All of you who ever get a chance to meet Erik will notice right away how nice of a guy he is, a perfect son-in-law I’m sure many would say. It’s hard to imagine him involved in trash talking, like some fighters are known for, Floyd Mayweather to mention one. “Trash talk is not for me at all, I would have to play a role and I prefer to be myself. If people like that or think I’m boring doesn’t really matter to me. It’s just embarrassing for people who talk smack about their opponent before the fight when they eventually lose. That means more pressure in the fight, which I absolutely not want any more of than I already have. Even if I would think that an opponent is bad I would never say it or speak in that way, it’s just unsportsmanlike. If someone enters the same ring as me I take for granted that they are skilled and well prepared. When it comes to Mayweather, he’s an extremely skilled boxer and also a good business man. But then my opinion is that with the position he has he could try to be a better role model. At the end of the day he is an idol for many people, and unfortunately not always for his boxing, but many look at his behaviour, statements, arrogance and try to be the same. Also, what he does with his money, posting videos of him throwing dollar bills at strippers, that’s nothing I would do. It looks bad and I think it gives birth to bad ideas and behaviours for others, especially younger guys. Although I have to say he has turned down his attitude a bit during the last fights if you look at the press conferences for example. He has a huge self confidence, which you’re supposed to have and he has good reasons to have it, but I think his statements have become a bit more humble than they were before.”

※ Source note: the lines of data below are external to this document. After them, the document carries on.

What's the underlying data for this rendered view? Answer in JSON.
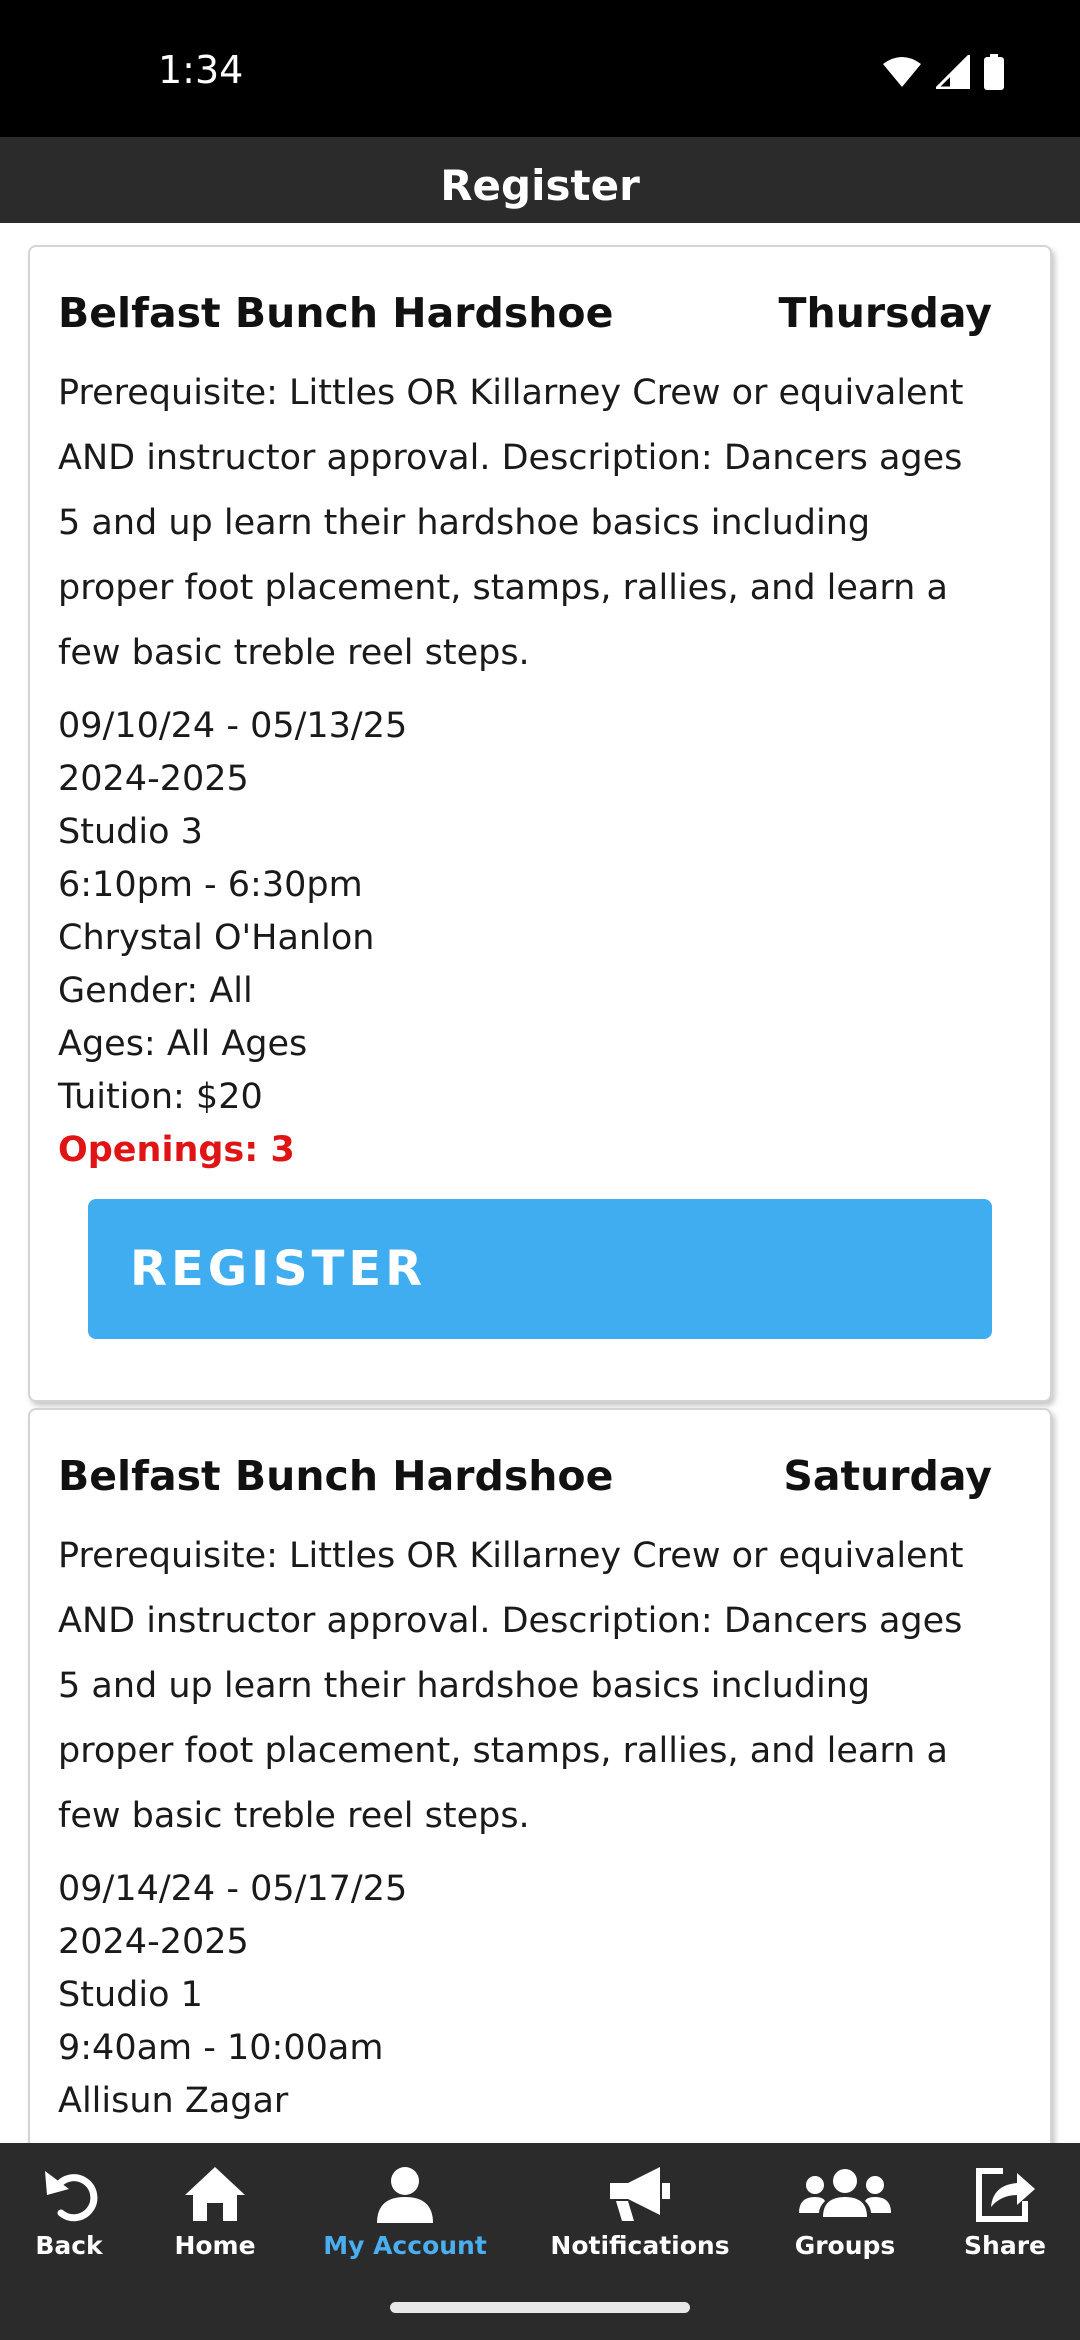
{
  "status_bar": {
    "time": "1:34",
    "icons": [
      "wifi-icon",
      "signal-icon",
      "battery-icon"
    ]
  },
  "header": {
    "title": "Register"
  },
  "classes": [
    {
      "name": "Belfast Bunch Hardshoe",
      "day": "Thursday",
      "description": "Prerequisite: Littles OR Killarney Crew or equivalent AND instructor approval. Description: Dancers ages 5 and up learn their hardshoe basics including proper foot placement, stamps, rallies, and learn a few basic treble reel steps.",
      "dates": "09/10/24 - 05/13/25",
      "season": "2024-2025",
      "location": "Studio 3",
      "time": "6:10pm - 6:30pm",
      "instructor": "Chrystal O'Hanlon",
      "gender": "Gender: All",
      "ages": "Ages: All Ages",
      "tuition": "Tuition: $20",
      "openings": "Openings: 3",
      "button_label": "REGISTER"
    },
    {
      "name": "Belfast Bunch Hardshoe",
      "day": "Saturday",
      "description": "Prerequisite: Littles OR Killarney Crew or equivalent AND instructor approval. Description: Dancers ages 5 and up learn their hardshoe basics including proper foot placement, stamps, rallies, and learn a few basic treble reel steps.",
      "dates": "09/14/24 - 05/17/25",
      "season": "2024-2025",
      "location": "Studio 1",
      "time": "9:40am - 10:00am",
      "instructor": "Allisun Zagar"
    }
  ],
  "bottom_nav": [
    {
      "label": "Back",
      "icon": "undo-icon",
      "active": false
    },
    {
      "label": "Home",
      "icon": "home-icon",
      "active": false
    },
    {
      "label": "My Account",
      "icon": "user-icon",
      "active": true
    },
    {
      "label": "Notifications",
      "icon": "megaphone-icon",
      "active": false
    },
    {
      "label": "Groups",
      "icon": "group-icon",
      "active": false
    },
    {
      "label": "Share",
      "icon": "share-icon",
      "active": false
    }
  ],
  "colors": {
    "header_bg": "#2b2b2b",
    "accent": "#3fadf0",
    "active_nav": "#4aaef0",
    "openings": "#e01414"
  }
}
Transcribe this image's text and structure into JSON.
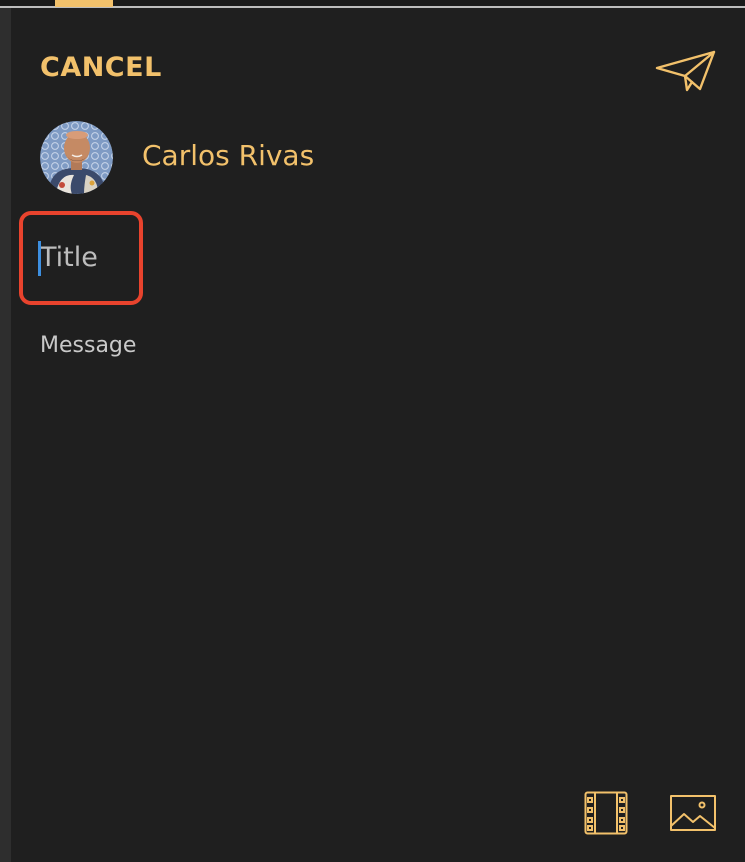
{
  "header": {
    "cancel_label": "CANCEL",
    "send_icon": "paper-plane-icon"
  },
  "author": {
    "name": "Carlos Rivas",
    "avatar_icon": "avatar"
  },
  "form": {
    "title_placeholder": "Title",
    "message_placeholder": "Message"
  },
  "toolbar": {
    "video_icon": "film-icon",
    "image_icon": "image-icon"
  },
  "colors": {
    "accent": "#f2c16b",
    "background": "#1f1f1f",
    "highlight": "#e8432d",
    "caret": "#3d8fe0"
  }
}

Erik finished his chicken salad a long while ago and our long conversation is running to an end. Like always we’re curious to hear what fighters he’s inspired by and who he would like to read an interview with on FightersInterviews. “I’ve never looked too much at any fighter and tried to copy him, instead I try to take something from everyone. As long as you do the same as someone else you can never be better than that person. But in general I’m impressed by many of the Eastern Europe fighters, like the Russians. They don’t talk so much, are a bit low key and show respect to their opponents. And of course they’re very skilled boxers. That’s a combination that impresses me. A translated interview with one of them would be very interesting to read, why not with any of the top fighters in my weight division? Preferably in this format, about their background and how their journey has been. I think many come from tough upbringings, but in a different way that what we are used to in the West.

We thank Erik Skoglund for the visit in his city and the pleasant conversation. We end the interview with his thoughts on the future of Swedish boxing: “Swedish boxing is moving forward and there are many promising guys coming up. I don’t think Sweden will ever be the greatest boxing nation in the world, but it looks good and Swedish boxing is healthier now than it has been in many years, and next year will be even better!”